Native Future was pleased to be invited this year to the Wounaan Congreso in the village of Maach P’öbör, located an 8-hour bus ride from Panama City on the banks of the Membrillo River in the Darien. Every 2 years, Wounaan gather with elected leaders from their many communities to share accounts of recent events, while having the opportunity to express the concerns most important to each village. There is much ritual dancing, music, and sports to lighten the agenda.

The Wounaan leadership this year met new standards by producing a financial report of the Congreso and its foundation, which was shared with village leaders – transparency is important everywhere! Rising to the top of the community concern discussed at the Congreso: EDUCATION. Elementary and junior high schools in the area seem to be meeting basic needs, although more Wounaan teachers and bilingual education are needed and Wounaan want secondary and university studies for their young people to attain professional standards. Communications, legal, business, and education studies are critical for the next generation to promote their culture and protect their lands.

Read more . . .

Native Future Newsletter November 2014

Native Future Launches “Next Generation” Wounaan Land Rights Program

Wounaan land rights are at the heart of Native Future’s mission. Since 2004, Native Future has been helping Wounaan of Panama to gain control over their traditional lands. In 2008, Native Future launched the two-year Wounaan Land Tenure Project and wrote a plan in which we envisioned, …a world, ten years from now, in which Río Hondo, Platanares, and Majé-Chimán have legal title to their traditional lands, and that title is respected and enforced by Panama. We imagine these communities continuing to manage their lands in a sustainable, productive and conservation-oriented manner, just as they have done for generations.
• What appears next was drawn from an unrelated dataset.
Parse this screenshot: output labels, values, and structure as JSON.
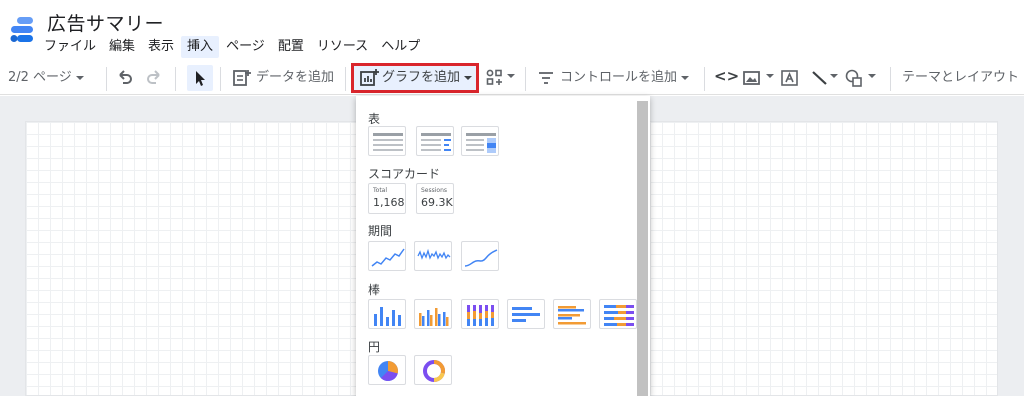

This vision has not changed, but the challenge has become more acute. While legal progress was made per the passage of Law 72 in 2008 and two Wounaan communities received titles in 2012, Wounaan have reported more invasions of their lands and expropriation of their natural resources. Indigenous lands are often the final vestiges of intact tropical forest in Panama (besides national parks), and where the last stands of high value tropical hardwoods can be found. Wounaan forests are targets and their trees are harvested with little if any compensation to Wounaan. Logging roads are built which just makes it easy for farmers to access Wounaan territory and clear forests for pasture on which to raise cattle and grow their crops. It is one of many examples of the need for increased Native Future commitment and the Wounaan Land Rights Program.

Read more . . .